**YOUR ASSIGNMENT:**
Copy each line of the entries below that contains the string "JSON".

**INPUT FOR THIS TASK:**

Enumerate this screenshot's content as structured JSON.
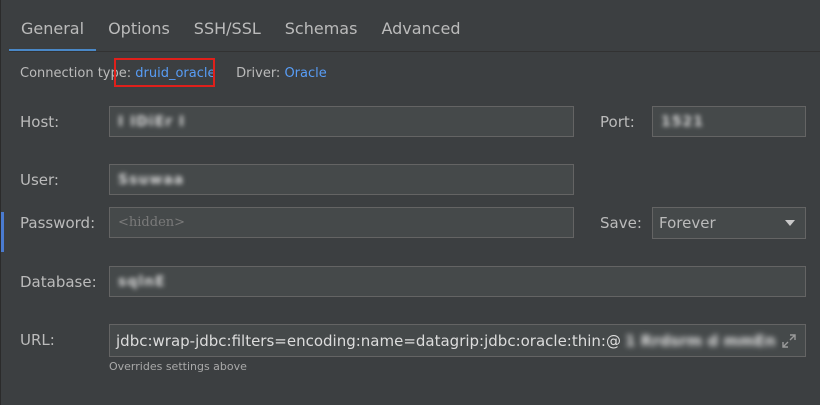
{
  "tabs": [
    {
      "label": "General",
      "active": true
    },
    {
      "label": "Options"
    },
    {
      "label": "SSH/SSL"
    },
    {
      "label": "Schemas"
    },
    {
      "label": "Advanced"
    }
  ],
  "connection": {
    "type_label": "Connection type:",
    "type_value": "druid_oracle",
    "driver_label": "Driver:",
    "driver_value": "Oracle"
  },
  "form": {
    "host_label": "Host:",
    "host_value": "I IDiEr I",
    "port_label": "Port:",
    "port_value": "1521",
    "user_label": "User:",
    "user_value": "Ssuwaa",
    "password_label": "Password:",
    "password_placeholder": "<hidden>",
    "save_label": "Save:",
    "save_value": "Forever",
    "database_label": "Database:",
    "database_value": "sqlnE",
    "url_label": "URL:",
    "url_value": "jdbc:wrap-jdbc:filters=encoding:name=datagrip:jdbc:oracle:thin:@",
    "url_masked": "1 Rrdsrm d mmEn",
    "url_hint": "Overrides settings above"
  },
  "colors": {
    "background": "#3c3f41",
    "link": "#589df6",
    "tab_underline": "#4a88c7",
    "highlight_box": "#e0201b"
  }
}
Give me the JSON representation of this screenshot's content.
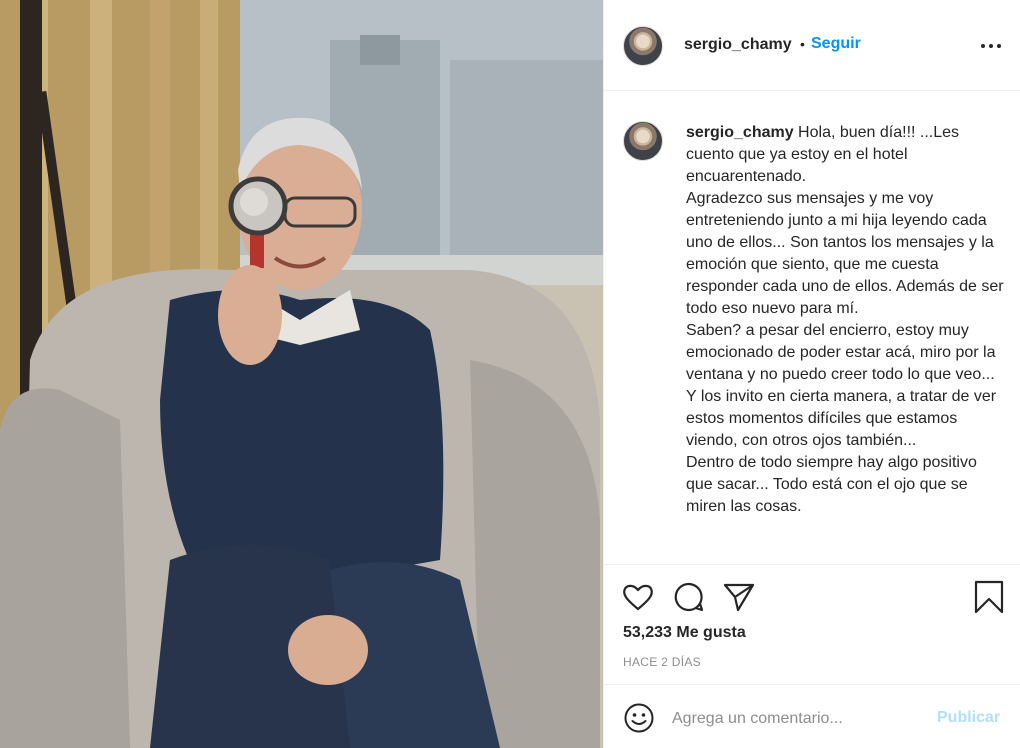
{
  "post": {
    "image_alt_description": "",
    "author": {
      "username": "sergio_chamy",
      "follow_label": "Seguir",
      "separator": "•"
    },
    "caption": {
      "username": "sergio_chamy",
      "text": " Hola, buen día!!! ...Les cuento que ya estoy en el hotel encuarentenado.\nAgradezco sus mensajes y me voy entreteniendo junto a mi hija leyendo cada uno de ellos... Son tantos los mensajes y la emoción que siento, que me cuesta responder cada uno de ellos. Además de ser todo eso nuevo para mí.\nSaben? a pesar del encierro, estoy muy emocionado de poder estar acá, miro por la ventana y no puedo creer todo lo que veo... Y los invito en cierta manera, a tratar de ver estos momentos difíciles que estamos viendo, con otros ojos también...\nDentro de todo siempre hay algo positivo que sacar... Todo está con el ojo que se miren las cosas."
    },
    "actions": {
      "icons": [
        "heart-icon",
        "comment-icon",
        "share-icon",
        "bookmark-icon"
      ]
    },
    "likes_text": "53,233 Me gusta",
    "time_text": "HACE 2 DÍAS",
    "comment": {
      "placeholder": "Agrega un comentario...",
      "value": "",
      "publish_label": "Publicar"
    },
    "colors": {
      "accent": "#0095f6",
      "publish_disabled": "#b2dffc",
      "text": "#262626",
      "secondary": "#8e8e8e",
      "border": "#efefef"
    }
  }
}
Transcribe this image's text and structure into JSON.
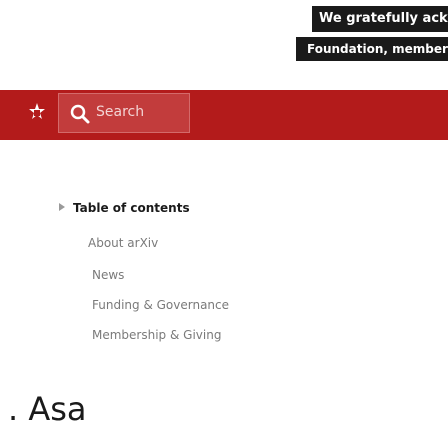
{
  "banner": {
    "line1": "We gratefully acknowledge",
    "line2": "Foundation, member institutions"
  },
  "header": {
    "menu_icon": "menu-icon",
    "search": {
      "placeholder": "Search",
      "icon": "search-icon"
    },
    "accent_color": "#b31b1b"
  },
  "toc": {
    "title": "Table of contents",
    "items": [
      "About arXiv",
      "News",
      "Funding & Governance",
      "Membership & Giving"
    ]
  },
  "partial_brand_text": ". Asa"
}
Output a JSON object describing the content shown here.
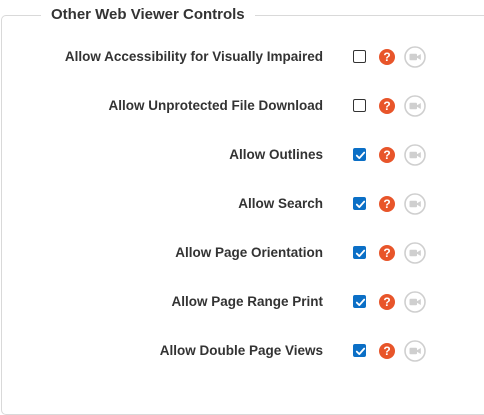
{
  "section": {
    "title": "Other Web Viewer Controls"
  },
  "rows": [
    {
      "label": "Allow Accessibility for Visually Impaired",
      "checked": false
    },
    {
      "label": "Allow Unprotected File Download",
      "checked": false
    },
    {
      "label": "Allow Outlines",
      "checked": true
    },
    {
      "label": "Allow Search",
      "checked": true
    },
    {
      "label": "Allow Page Orientation",
      "checked": true
    },
    {
      "label": "Allow Page Range Print",
      "checked": true
    },
    {
      "label": "Allow Double Page Views",
      "checked": true
    }
  ],
  "icons": {
    "help": "question-mark-icon",
    "video": "video-camera-icon"
  },
  "colors": {
    "checkbox_checked": "#0b6fc6",
    "help_icon": "#e8552a",
    "video_icon": "#cfcfcf",
    "text": "#333333",
    "border": "#d9d9d9"
  }
}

**SOLUTION FOR THIS EXERCISE:**
Enumerate this screenshot's content as structured JSON.
Give me the JSON representation of this screenshot's content.
Transcribe this image's text and structure into JSON.
Output a JSON object describing the content shown here.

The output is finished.